Collection entries:
──────────

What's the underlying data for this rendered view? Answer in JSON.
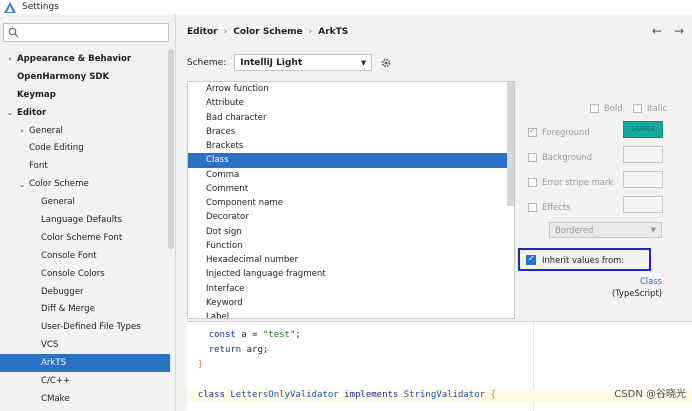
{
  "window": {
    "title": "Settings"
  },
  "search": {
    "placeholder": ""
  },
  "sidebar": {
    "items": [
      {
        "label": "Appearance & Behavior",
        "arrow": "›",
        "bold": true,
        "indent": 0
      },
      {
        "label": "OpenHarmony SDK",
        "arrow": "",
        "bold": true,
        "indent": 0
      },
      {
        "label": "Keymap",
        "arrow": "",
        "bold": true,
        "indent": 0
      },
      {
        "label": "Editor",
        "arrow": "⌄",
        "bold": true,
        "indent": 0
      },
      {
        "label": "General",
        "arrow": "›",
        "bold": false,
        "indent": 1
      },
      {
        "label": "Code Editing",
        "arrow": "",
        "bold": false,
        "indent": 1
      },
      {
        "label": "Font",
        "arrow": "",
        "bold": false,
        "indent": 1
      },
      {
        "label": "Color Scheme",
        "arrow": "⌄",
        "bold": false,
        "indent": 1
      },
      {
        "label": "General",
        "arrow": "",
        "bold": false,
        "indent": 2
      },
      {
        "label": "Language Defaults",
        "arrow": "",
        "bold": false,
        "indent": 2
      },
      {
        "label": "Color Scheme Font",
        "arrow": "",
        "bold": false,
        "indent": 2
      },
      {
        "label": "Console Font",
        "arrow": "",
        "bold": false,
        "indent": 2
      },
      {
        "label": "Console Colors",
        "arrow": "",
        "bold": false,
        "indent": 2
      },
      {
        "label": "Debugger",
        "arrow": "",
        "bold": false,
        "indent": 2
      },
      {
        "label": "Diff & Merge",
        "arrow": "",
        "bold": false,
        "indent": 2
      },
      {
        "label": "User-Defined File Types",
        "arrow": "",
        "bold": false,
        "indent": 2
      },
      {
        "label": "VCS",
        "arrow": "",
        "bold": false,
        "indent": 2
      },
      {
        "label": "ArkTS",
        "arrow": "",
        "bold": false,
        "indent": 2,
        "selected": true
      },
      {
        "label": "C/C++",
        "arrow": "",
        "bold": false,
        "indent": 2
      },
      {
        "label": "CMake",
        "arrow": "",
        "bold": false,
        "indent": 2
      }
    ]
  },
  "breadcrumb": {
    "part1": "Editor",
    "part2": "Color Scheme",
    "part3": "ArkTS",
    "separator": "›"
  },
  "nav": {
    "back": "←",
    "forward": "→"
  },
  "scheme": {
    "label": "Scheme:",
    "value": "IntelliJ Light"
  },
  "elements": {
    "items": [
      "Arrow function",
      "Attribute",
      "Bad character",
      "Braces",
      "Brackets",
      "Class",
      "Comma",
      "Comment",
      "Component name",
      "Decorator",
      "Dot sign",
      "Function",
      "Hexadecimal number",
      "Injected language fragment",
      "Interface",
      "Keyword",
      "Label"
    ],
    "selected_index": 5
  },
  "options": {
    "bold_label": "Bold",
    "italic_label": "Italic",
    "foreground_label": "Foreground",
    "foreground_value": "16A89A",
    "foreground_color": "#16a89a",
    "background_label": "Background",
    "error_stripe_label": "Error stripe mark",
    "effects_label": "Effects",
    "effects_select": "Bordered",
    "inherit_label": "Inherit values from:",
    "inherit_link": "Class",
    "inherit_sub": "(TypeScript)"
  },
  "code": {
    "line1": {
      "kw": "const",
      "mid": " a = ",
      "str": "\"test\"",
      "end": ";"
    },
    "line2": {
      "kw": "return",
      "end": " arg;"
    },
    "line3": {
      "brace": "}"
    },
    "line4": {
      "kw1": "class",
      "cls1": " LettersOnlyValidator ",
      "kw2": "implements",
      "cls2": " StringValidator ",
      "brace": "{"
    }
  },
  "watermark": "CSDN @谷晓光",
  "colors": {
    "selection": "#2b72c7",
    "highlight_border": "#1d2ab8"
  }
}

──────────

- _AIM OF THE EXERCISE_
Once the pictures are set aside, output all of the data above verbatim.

- _RESULT FOR THIS EXERCISE_
What's the underlying data for this rendered view? Answer in JSON.
{
  "window": {
    "title": "Settings"
  },
  "search": {
    "placeholder": ""
  },
  "sidebar": {
    "items": [
      {
        "label": "Appearance & Behavior",
        "arrow": "›",
        "bold": true,
        "indent": 0
      },
      {
        "label": "OpenHarmony SDK",
        "arrow": "",
        "bold": true,
        "indent": 0
      },
      {
        "label": "Keymap",
        "arrow": "",
        "bold": true,
        "indent": 0
      },
      {
        "label": "Editor",
        "arrow": "⌄",
        "bold": true,
        "indent": 0
      },
      {
        "label": "General",
        "arrow": "›",
        "bold": false,
        "indent": 1
      },
      {
        "label": "Code Editing",
        "arrow": "",
        "bold": false,
        "indent": 1
      },
      {
        "label": "Font",
        "arrow": "",
        "bold": false,
        "indent": 1
      },
      {
        "label": "Color Scheme",
        "arrow": "⌄",
        "bold": false,
        "indent": 1
      },
      {
        "label": "General",
        "arrow": "",
        "bold": false,
        "indent": 2
      },
      {
        "label": "Language Defaults",
        "arrow": "",
        "bold": false,
        "indent": 2
      },
      {
        "label": "Color Scheme Font",
        "arrow": "",
        "bold": false,
        "indent": 2
      },
      {
        "label": "Console Font",
        "arrow": "",
        "bold": false,
        "indent": 2
      },
      {
        "label": "Console Colors",
        "arrow": "",
        "bold": false,
        "indent": 2
      },
      {
        "label": "Debugger",
        "arrow": "",
        "bold": false,
        "indent": 2
      },
      {
        "label": "Diff & Merge",
        "arrow": "",
        "bold": false,
        "indent": 2
      },
      {
        "label": "User-Defined File Types",
        "arrow": "",
        "bold": false,
        "indent": 2
      },
      {
        "label": "VCS",
        "arrow": "",
        "bold": false,
        "indent": 2
      },
      {
        "label": "ArkTS",
        "arrow": "",
        "bold": false,
        "indent": 2,
        "selected": true
      },
      {
        "label": "C/C++",
        "arrow": "",
        "bold": false,
        "indent": 2
      },
      {
        "label": "CMake",
        "arrow": "",
        "bold": false,
        "indent": 2
      }
    ]
  },
  "breadcrumb": {
    "part1": "Editor",
    "part2": "Color Scheme",
    "part3": "ArkTS",
    "separator": "›"
  },
  "nav": {
    "back": "←",
    "forward": "→"
  },
  "scheme": {
    "label": "Scheme:",
    "value": "IntelliJ Light"
  },
  "elements": {
    "items": [
      "Arrow function",
      "Attribute",
      "Bad character",
      "Braces",
      "Brackets",
      "Class",
      "Comma",
      "Comment",
      "Component name",
      "Decorator",
      "Dot sign",
      "Function",
      "Hexadecimal number",
      "Injected language fragment",
      "Interface",
      "Keyword",
      "Label"
    ],
    "selected_index": 5
  },
  "options": {
    "bold_label": "Bold",
    "italic_label": "Italic",
    "foreground_label": "Foreground",
    "foreground_value": "16A89A",
    "foreground_color": "#16a89a",
    "background_label": "Background",
    "error_stripe_label": "Error stripe mark",
    "effects_label": "Effects",
    "effects_select": "Bordered",
    "inherit_label": "Inherit values from:",
    "inherit_link": "Class",
    "inherit_sub": "(TypeScript)"
  },
  "code": {
    "line1": {
      "kw": "const",
      "mid": " a = ",
      "str": "\"test\"",
      "end": ";"
    },
    "line2": {
      "kw": "return",
      "end": " arg;"
    },
    "line3": {
      "brace": "}"
    },
    "line4": {
      "kw1": "class",
      "cls1": " LettersOnlyValidator ",
      "kw2": "implements",
      "cls2": " StringValidator ",
      "brace": "{"
    }
  },
  "watermark": "CSDN @谷晓光",
  "colors": {
    "selection": "#2b72c7",
    "highlight_border": "#1d2ab8"
  }
}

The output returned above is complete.